Saint Ambrose [4th century CE] (Hexameron, Book 5, 9): The urchin, a tiny, common and despicable animal (I refer to the sea variety) is frequently used by navigators as a sign of a threatening storm or as a harbinger of clear weather. The reason for this lies in the fact that at the approach of a wind storm this little creature takes hold of a fairly large pebble and uses it as a sort of ballast or anchor so as to avoid being carried out of the water. Thus it balances and directs itself by means of an alien weight, not by its innate strength. This sign gives an indication to the sailor that a storm is brewing. Accordingly, he takes precautions lest the sudden approach of a hurricane may find him unprepared. - [Savage translation, 1961]

Alexander Neckam [1147-1217 CE] (De naturis rerum, Book 2.34): The sea-urchin, which has no confidence in swimming because of the lightness of its body, takes hold of a stone which is equal to it in weight, to be balanced as if by a kind of anchor, so it is not disturbed by the waves. - [Wright/Badke]
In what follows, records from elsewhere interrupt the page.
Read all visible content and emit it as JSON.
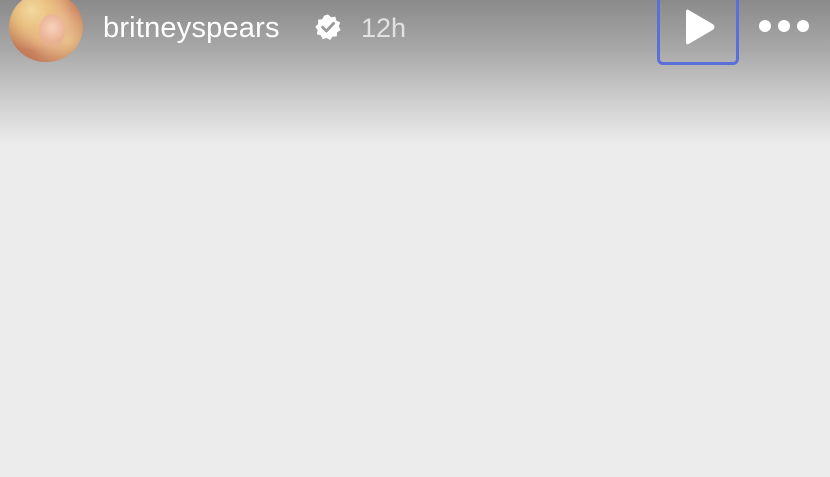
{
  "story": {
    "username": "britneyspears",
    "timestamp": "12h",
    "verified": true
  },
  "controls": {
    "play_icon": "play-icon",
    "more_icon": "more-horizontal-icon"
  },
  "colors": {
    "highlight": "#5b6fd8",
    "background": "#ececec"
  }
}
Thomas of Cantimpré [circa 1200-1272 CE] (Liber de natura rerum, Fish 7.33; 7.35): [Thomas mistakenly appended his main account of the sea-urchin to the end of his account on the echeneis. It has been moved here for consistency.] [Fish 7.33] According to Pliny, they are of the genus of crabs, which have spines for feet in a similar manner. Around the crown they grow white. Their eggs are bitter, produced in large number. They have a mouth in the middle of their body, and are the color of glass, almost the image of a scorpion. Instead of teeth they have heavy stings in their mouths. Many people use this fish to damage their enemies. But this fish cannot be eaten, because when eaten it brings death to man, by dissolving the state of his disposition. Under the belly of this fish are the spines, which are similar to feet. As the blessed Ambrose and Pliny and the great Basill write: Echinus is usually an indicator of future storm or calm, and in these is usually a message to sailors. When it feels that a storm is coming, it seizes a strong stone and uses it like an anchor and drags it like an anchor, so that it is not shaken by the waves. And so it does not liberate himself by its own strength, but it establishes and governs itself by the weight of another. When the sailors see this they anchor their ships by the example of a sea urchin. [Fish 7.35] Ericius is a marine fish, having a head and mouth below, as Aristotle says, and a superfluous exit above; and this against other animals. It uses spines instead of feet. Its anterior parts are separated and the lower parts are continuous. It is a terror to the other fish of the sea, because it is full of thorns; hence it does not become an easy prey for any fish. Its flesh is intensely red, similar to the color of a minnow, as Pliny says. - [Badke translation/paraphrase]